He calmed his nerves by smoking pot — the medicinal kind — and tinkering on his phone. He had service through the storm, only to lose it when the winds died down.
Occasionally, he'd sneak peeks at his home through a sliver of exposed window.
He grew anxious to see what would be left.
• • •
Stepping outside Sunday night left Quinn shaken.
He spent Monday taking it all in. His bathroom sink, he said, had made it all the way to the highway, about 400 feet.
He had tied his boat to a tree by its engines. One engine was where he left it, but the boat was upside down between two mobile homes up the street.
"I can buff that out," he joked on Tuesday.
He kept spotting things.
His living room couch. A piece of his metal roof. A drum and an attached cymbal. An antique diver's helmet, which had washed up in the sand.
He has already looked through the wreckage 10 times for mementos and other items he didn't transfer to his neighbor's house.
"And I'll go through it another 100 times," he said.
• • •
Quinn's home wasn't worse than others. Many homes in Seabreeze were picked up and dropped somewhere else. One had an entire side wall ripped from it, exposing the bedroom and kitchen like a museum exhibit.
Another home was impaled by a dock.
Quinn said he knew this day would come. He compared living on the Keys to riding a motorcycle.
"I'm going to go down one day, but for now, I'm having fun," he said of the mentality.
But he wasn't ready it. They'd been safe for so long.
"I never thought," his voice trailed off.
Elsewhere on the upper Keys — residents were only allowed to travel to mile marker 74, as destruction was heavier on the southern end — boats and jet skis littered the highway. Nearly everything was covered in sand and ocean bottom, which fermented in the September sun. Seaweed blanketed side roads like shag rugs.
Still, Quinn said, he won't be driven away. He envisions a replacement mobile home, "with a loft, maybe a double-wide," back on that blue pad.
Tuesday afternoon, he looked out the French doors from his neighbor's living room, past the palm tree still leaning precariously against the porch, transfixed by the ocean.
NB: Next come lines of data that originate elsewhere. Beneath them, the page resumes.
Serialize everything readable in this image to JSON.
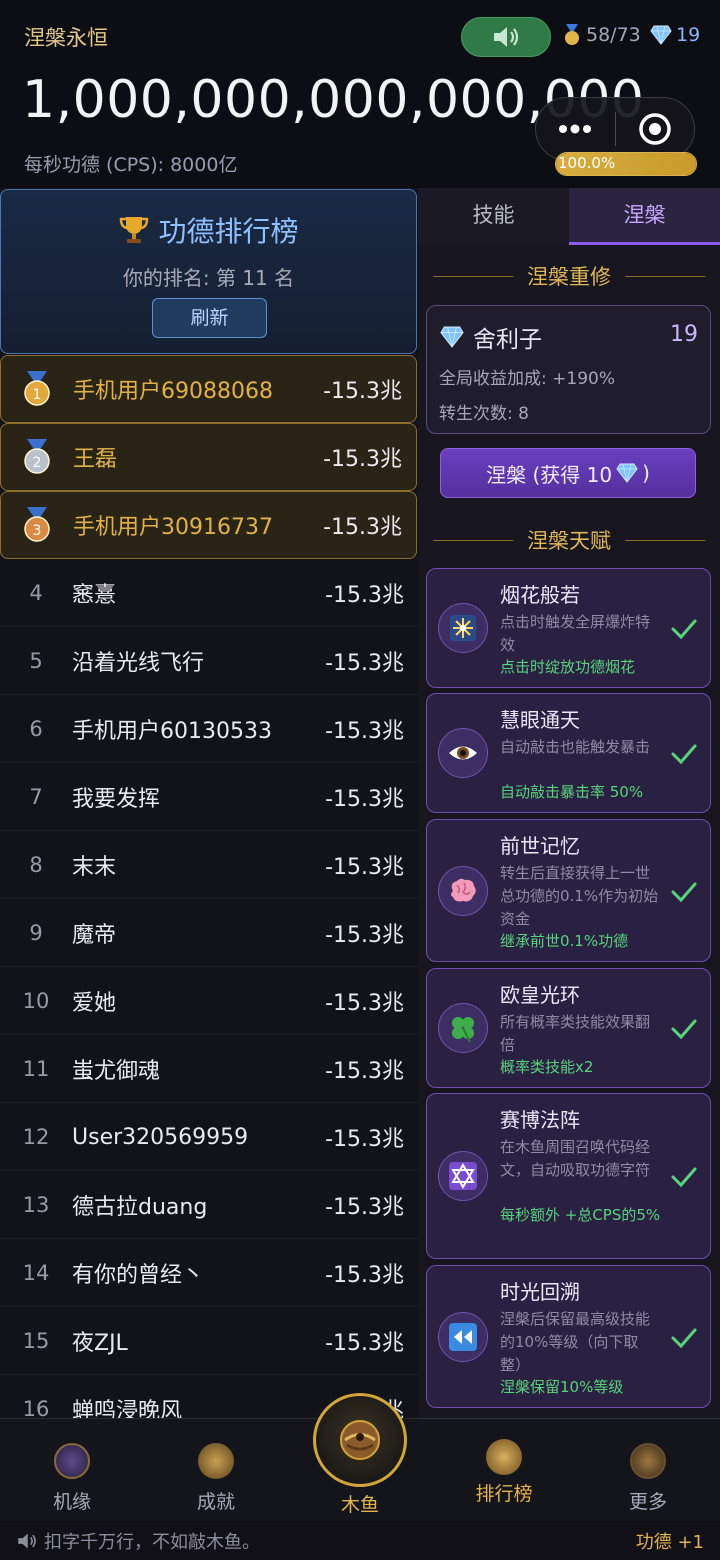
{
  "header": {
    "app_title": "涅槃永恒",
    "medals": "58/73",
    "gems": "19",
    "merit_total": "1,000,000,000,000,000",
    "cps": "每秒功德 (CPS): 8000亿",
    "progress_text": "100.0%",
    "progress_fraction": 1.0
  },
  "leaderboard": {
    "title": "功德排行榜",
    "my_rank": "你的排名: 第 11 名",
    "refresh_label": "刷新",
    "rows": [
      {
        "rank": "1",
        "name": "手机用户69088068",
        "score": "-15.3兆"
      },
      {
        "rank": "2",
        "name": "王磊",
        "score": "-15.3兆"
      },
      {
        "rank": "3",
        "name": "手机用户30916737",
        "score": "-15.3兆"
      },
      {
        "rank": "4",
        "name": "窸憙",
        "score": "-15.3兆"
      },
      {
        "rank": "5",
        "name": "沿着光线飞行",
        "score": "-15.3兆"
      },
      {
        "rank": "6",
        "name": "手机用户60130533",
        "score": "-15.3兆"
      },
      {
        "rank": "7",
        "name": "我要发挥",
        "score": "-15.3兆"
      },
      {
        "rank": "8",
        "name": "末末",
        "score": "-15.3兆"
      },
      {
        "rank": "9",
        "name": "魔帝",
        "score": "-15.3兆"
      },
      {
        "rank": "10",
        "name": "爱她",
        "score": "-15.3兆"
      },
      {
        "rank": "11",
        "name": "蚩尤御魂",
        "score": "-15.3兆"
      },
      {
        "rank": "12",
        "name": "User320569959",
        "score": "-15.3兆"
      },
      {
        "rank": "13",
        "name": "德古拉duang",
        "score": "-15.3兆"
      },
      {
        "rank": "14",
        "name": "有你的曾经丶",
        "score": "-15.3兆"
      },
      {
        "rank": "15",
        "name": "夜ZJL",
        "score": "-15.3兆"
      },
      {
        "rank": "16",
        "name": "蝉鸣浸晚风",
        "score": "兆"
      }
    ]
  },
  "panel": {
    "tabs": [
      "技能",
      "涅槃"
    ],
    "active_tab": 1,
    "section_rebirth": "涅槃重修",
    "relic": {
      "name": "舍利子",
      "count": "19",
      "bonus": "全局收益加成: +190%",
      "rebirths": "转生次数: 8"
    },
    "nirvana_button": "涅槃 (获得 10",
    "nirvana_button_end": ")",
    "section_talent": "涅槃天赋",
    "talents": [
      {
        "name": "烟花般若",
        "desc": "点击时触发全屏爆炸特效",
        "effect": "点击时绽放功德烟花",
        "icon": "fireworks-icon"
      },
      {
        "name": "慧眼通天",
        "desc": "自动敲击也能触发暴击",
        "effect": "自动敲击暴击率 50%",
        "icon": "eye-icon"
      },
      {
        "name": "前世记忆",
        "desc": "转生后直接获得上一世总功德的0.1%作为初始资金",
        "effect": "继承前世0.1%功德",
        "icon": "brain-icon"
      },
      {
        "name": "欧皇光环",
        "desc": "所有概率类技能效果翻倍",
        "effect": "概率类技能x2",
        "icon": "clover-icon"
      },
      {
        "name": "赛博法阵",
        "desc": "在木鱼周围召唤代码经文，自动吸取功德字符",
        "effect": "每秒额外 +总CPS的5%",
        "icon": "star-of-david-icon"
      },
      {
        "name": "时光回溯",
        "desc": "涅槃后保留最高级技能的10%等级（向下取整）",
        "effect": "涅槃保留10%等级",
        "icon": "rewind-icon"
      }
    ]
  },
  "nav": {
    "items": [
      "机缘",
      "成就",
      "木鱼",
      "排行榜",
      "更多"
    ],
    "active": 3
  },
  "ticker": {
    "text": "扣字千万行，不如敲木鱼。",
    "right": "功德 +1"
  },
  "colors": {
    "gold": "#e3b34c",
    "purple": "#8c5cf0",
    "green": "#57d37a",
    "blue": "#4b77b8"
  }
}
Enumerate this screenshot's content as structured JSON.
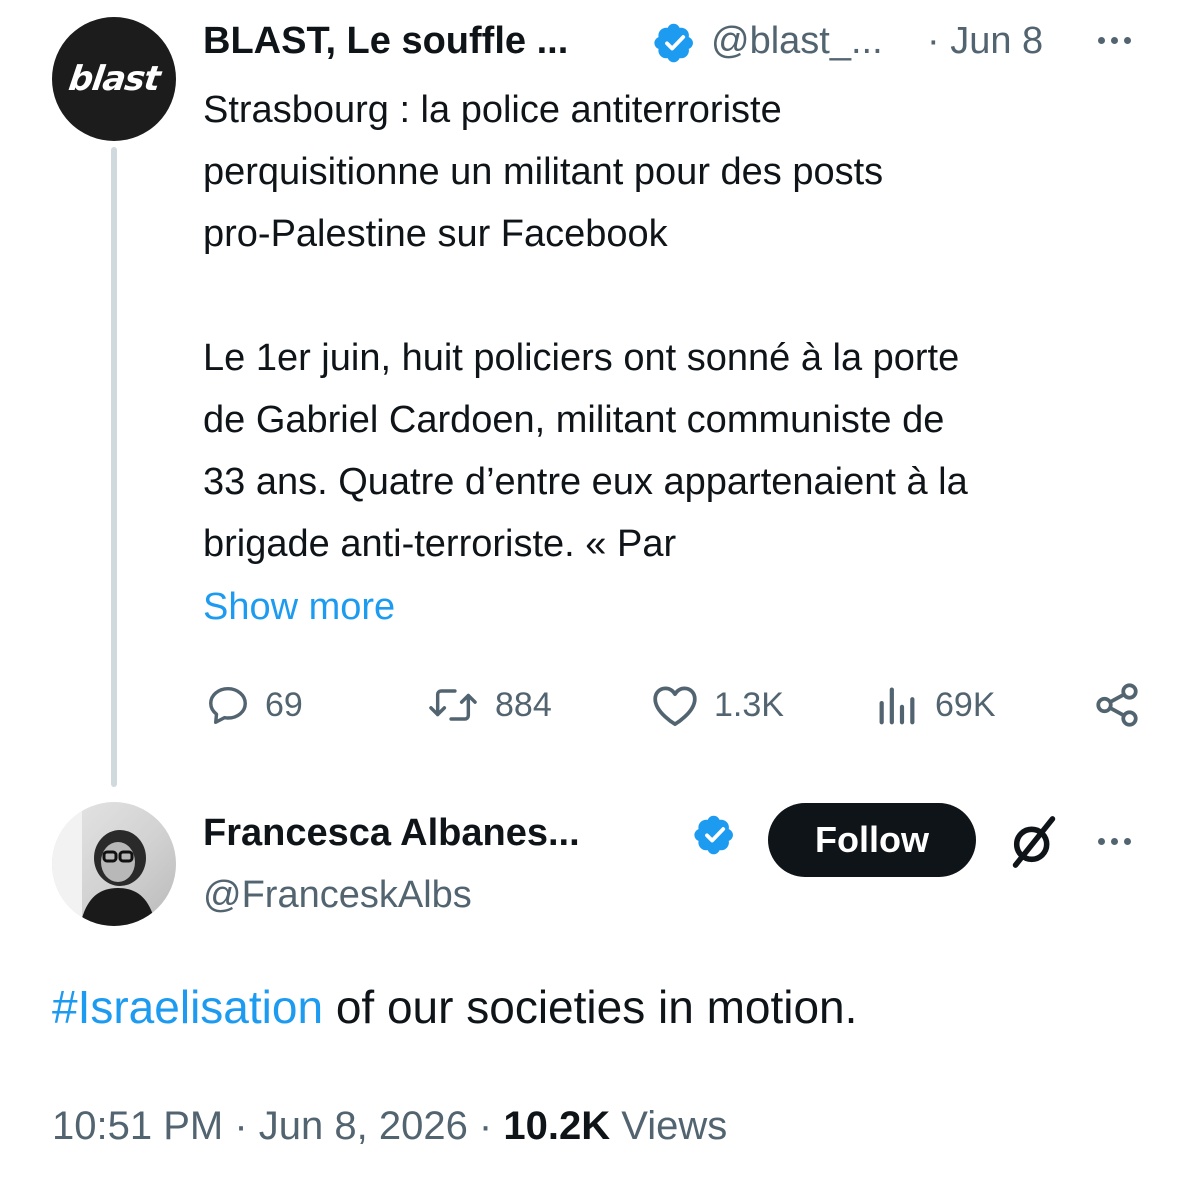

Until a helicopter flew overhead.
"It's like a war zone," he said. "It's exciting, man. You gotta take it when you can get it."
Contact Josh Solomon at email@example.com or (813) 909-4613. Follow @josh_solomon15.